— Data shown —
*-*-*

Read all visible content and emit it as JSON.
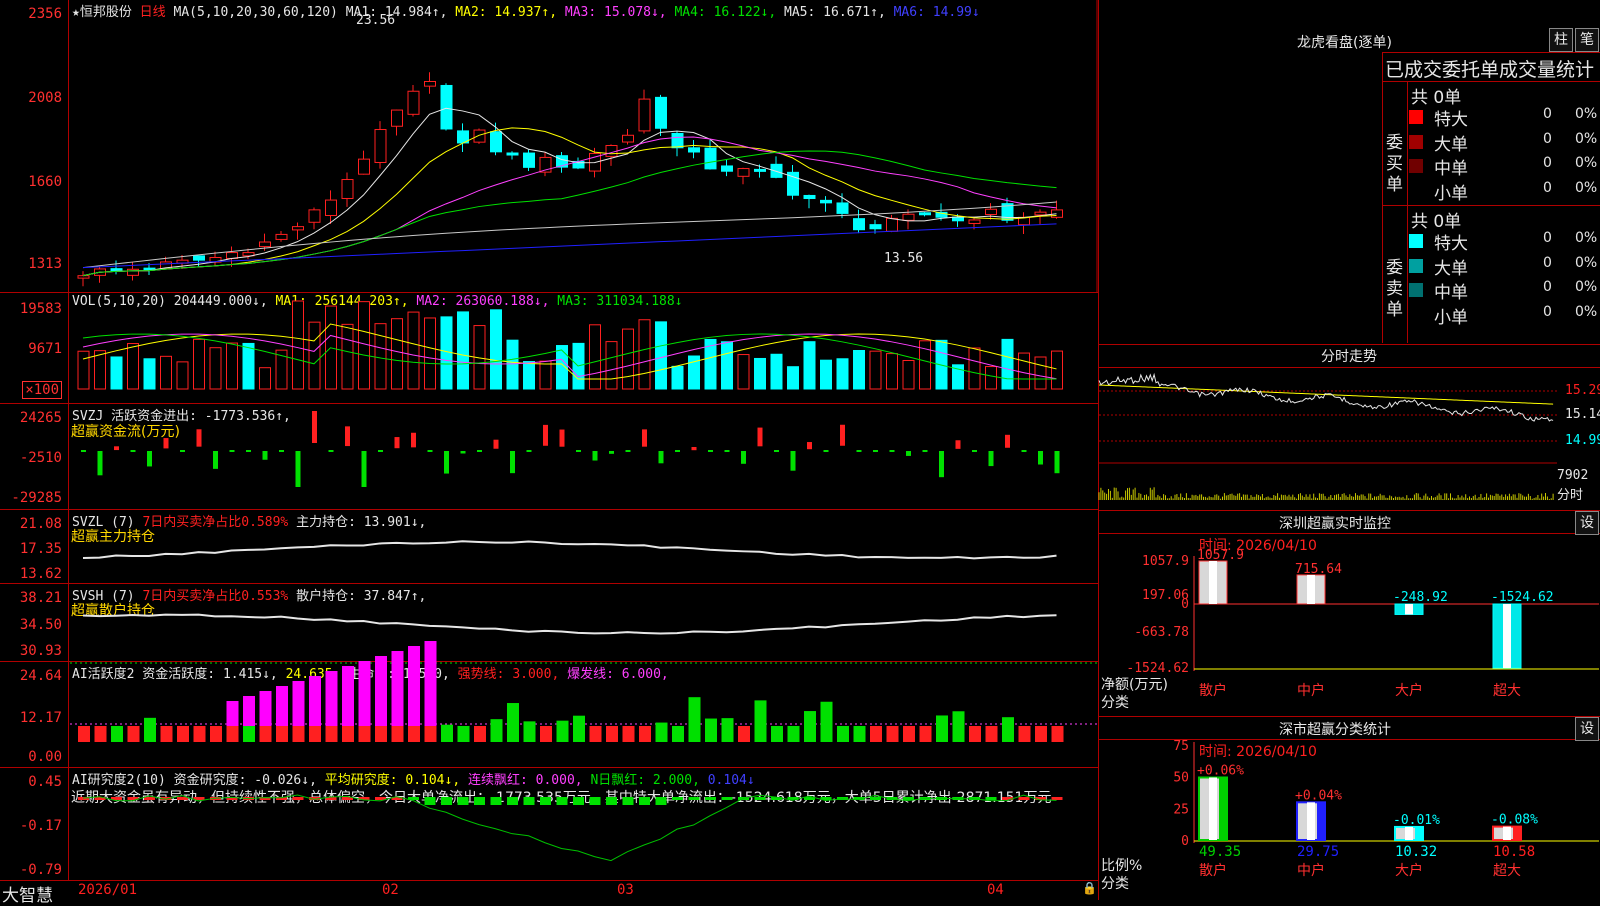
{
  "main": {
    "stock_name": "恒邦股份",
    "period": "日线",
    "ma_legend": [
      {
        "label": "MA(5,10,20,30,60,120)",
        "color": "#e6e6e6"
      },
      {
        "label": "MA1: 14.984↑,",
        "color": "#e6e6e6"
      },
      {
        "label": "MA2: 14.937↑,",
        "color": "#ffff00"
      },
      {
        "label": "MA3: 15.078↓,",
        "color": "#ff40ff"
      },
      {
        "label": "MA4: 16.122↓,",
        "color": "#00e000"
      },
      {
        "label": "MA5: 16.671↑,",
        "color": "#e6e6e6"
      },
      {
        "label": "MA6: 14.99↓",
        "color": "#4040ff"
      }
    ],
    "y_labels": [
      "2356",
      "2008",
      "1660",
      "1313"
    ],
    "high_mark": "23.56",
    "low_mark": "13.56"
  },
  "vol": {
    "legend": [
      {
        "label": "VOL(5,10,20)",
        "color": "#e6e6e6"
      },
      {
        "label": "204449.000↓,",
        "color": "#e6e6e6"
      },
      {
        "label": "MA1: 256144.203↑,",
        "color": "#ffff00"
      },
      {
        "label": "MA2: 263060.188↓,",
        "color": "#ff40ff"
      },
      {
        "label": "MA3: 311034.188↓",
        "color": "#00e000"
      }
    ],
    "y_labels": [
      "19583",
      "9671"
    ],
    "unit": "×100"
  },
  "svzj": {
    "legend": [
      {
        "label": "SVZJ  活跃资金进出: -1773.536↑,",
        "color": "#e6e6e6"
      }
    ],
    "subtitle": "超赢资金流(万元)",
    "y_labels": [
      "24265",
      "-2510",
      "-29285"
    ]
  },
  "svzl": {
    "legend": [
      {
        "label": "SVZL (7)",
        "color": "#e6e6e6"
      },
      {
        "label": "7日内买卖净占比0.589%",
        "color": "#ff2020"
      },
      {
        "label": "主力持仓: 13.901↓,",
        "color": "#e6e6e6"
      }
    ],
    "subtitle": "超赢主力持仓",
    "y_labels": [
      "21.08",
      "17.35",
      "13.62"
    ]
  },
  "svsh": {
    "legend": [
      {
        "label": "SVSH (7)",
        "color": "#e6e6e6"
      },
      {
        "label": "7日内买卖净占比0.553%",
        "color": "#ff2020"
      },
      {
        "label": "散户持仓: 37.847↑,",
        "color": "#e6e6e6"
      }
    ],
    "subtitle": "超赢散户持仓",
    "y_labels": [
      "38.21",
      "34.50",
      "30.93"
    ]
  },
  "ai1": {
    "legend": [
      {
        "label": "AI活跃度2",
        "color": "#e6e6e6"
      },
      {
        "label": "资金活跃度: 1.415↓,",
        "color": "#e6e6e6"
      },
      {
        "label": "24.635,",
        "color": "#ffff00"
      },
      {
        "label": "生命线: 1.560,",
        "color": "#e6e6e6"
      },
      {
        "label": "强势线: 3.000,",
        "color": "#ff2020"
      },
      {
        "label": "爆发线: 6.000,",
        "color": "#ff40ff"
      }
    ],
    "y_labels": [
      "24.64",
      "12.17",
      "0.00"
    ]
  },
  "ai2": {
    "legend": [
      {
        "label": "AI研究度2(10)",
        "color": "#e6e6e6"
      },
      {
        "label": "资金研究度: -0.026↓,",
        "color": "#e6e6e6"
      },
      {
        "label": "平均研究度: 0.104↓,",
        "color": "#ffff00"
      },
      {
        "label": "连续飘红: 0.000,",
        "color": "#ff40ff"
      },
      {
        "label": "N日飘红: 2.000,",
        "color": "#00e000"
      },
      {
        "label": "0.104↓",
        "color": "#4040ff"
      }
    ],
    "comment": "近期大资金虽有异动，但持续性不强，总体偏空，今日大单净流出：-1773.535万元，其中特大单净流出：-1524.618万元，大单5日累计净出-2871.151万元",
    "y_labels": [
      "0.45",
      "-0.17",
      "-0.79"
    ]
  },
  "xaxis": {
    "brand": "大智慧",
    "labels": [
      "2026/01",
      "02",
      "03",
      "04"
    ]
  },
  "right": {
    "lhb_title": "龙虎看盘(逐单)",
    "btn_bar": "柱",
    "btn_order": "笔",
    "table_header": "已成交委托单成交量统计",
    "buy_label": "委买单",
    "sell_label": "委卖单",
    "buy_total": "共 0单",
    "sell_total": "共 0单",
    "buy_rows": [
      {
        "name": "特大",
        "count": "0",
        "pct": "0%",
        "color": "#ff0000"
      },
      {
        "name": "大单",
        "count": "0",
        "pct": "0%",
        "color": "#a00000"
      },
      {
        "name": "中单",
        "count": "0",
        "pct": "0%",
        "color": "#700000"
      },
      {
        "name": "小单",
        "count": "0",
        "pct": "0%",
        "color": "#000000"
      }
    ],
    "sell_rows": [
      {
        "name": "特大",
        "count": "0",
        "pct": "0%",
        "color": "#00ffff"
      },
      {
        "name": "大单",
        "count": "0",
        "pct": "0%",
        "color": "#00a0a0"
      },
      {
        "name": "中单",
        "count": "0",
        "pct": "0%",
        "color": "#007070"
      },
      {
        "name": "小单",
        "count": "0",
        "pct": "0%",
        "color": "#000000"
      }
    ],
    "fs_title": "分时走势",
    "fs_labels": [
      "15.29",
      "15.14",
      "14.99"
    ],
    "fs_vol": "7902",
    "fs_vol_unit": "分时",
    "monitor_title": "深圳超赢实时监控",
    "monitor_btn": "设",
    "monitor_time": "时间: 2026/04/10",
    "monitor_y": [
      "1057.9",
      "197.06",
      "0",
      "-663.78",
      "-1524.62"
    ],
    "monitor_ylabel": "净额(万元)",
    "monitor_xlabel": "分类",
    "monitor_bars": [
      {
        "cat": "散户",
        "value": 1057.9,
        "label": "1057.9"
      },
      {
        "cat": "中户",
        "value": 715.64,
        "label": "715.64"
      },
      {
        "cat": "大户",
        "value": -248.92,
        "label": "-248.92"
      },
      {
        "cat": "超大",
        "value": -1524.62,
        "label": "-1524.62"
      }
    ],
    "stat_title": "深市超赢分类统计",
    "stat_btn": "设",
    "stat_time": "时间: 2026/04/10",
    "stat_y": [
      "75",
      "50",
      "25",
      "0"
    ],
    "stat_ylabel": "比例%",
    "stat_xlabel": "分类",
    "stat_bars": [
      {
        "cat": "散户",
        "value": 49.35,
        "change": "+0.06%",
        "color": "#00d000"
      },
      {
        "cat": "中户",
        "value": 29.75,
        "change": "+0.04%",
        "color": "#2020ff"
      },
      {
        "cat": "大户",
        "value": 10.32,
        "change": "-0.01%",
        "color": "#00ffff"
      },
      {
        "cat": "超大",
        "value": 10.58,
        "change": "-0.08%",
        "color": "#ff2020"
      }
    ]
  }
}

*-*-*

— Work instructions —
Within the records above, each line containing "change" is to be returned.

— Solved problem —
        "change": "+0.06%",
        "change": "+0.04%",
        "change": "-0.01%",
        "change": "-0.08%",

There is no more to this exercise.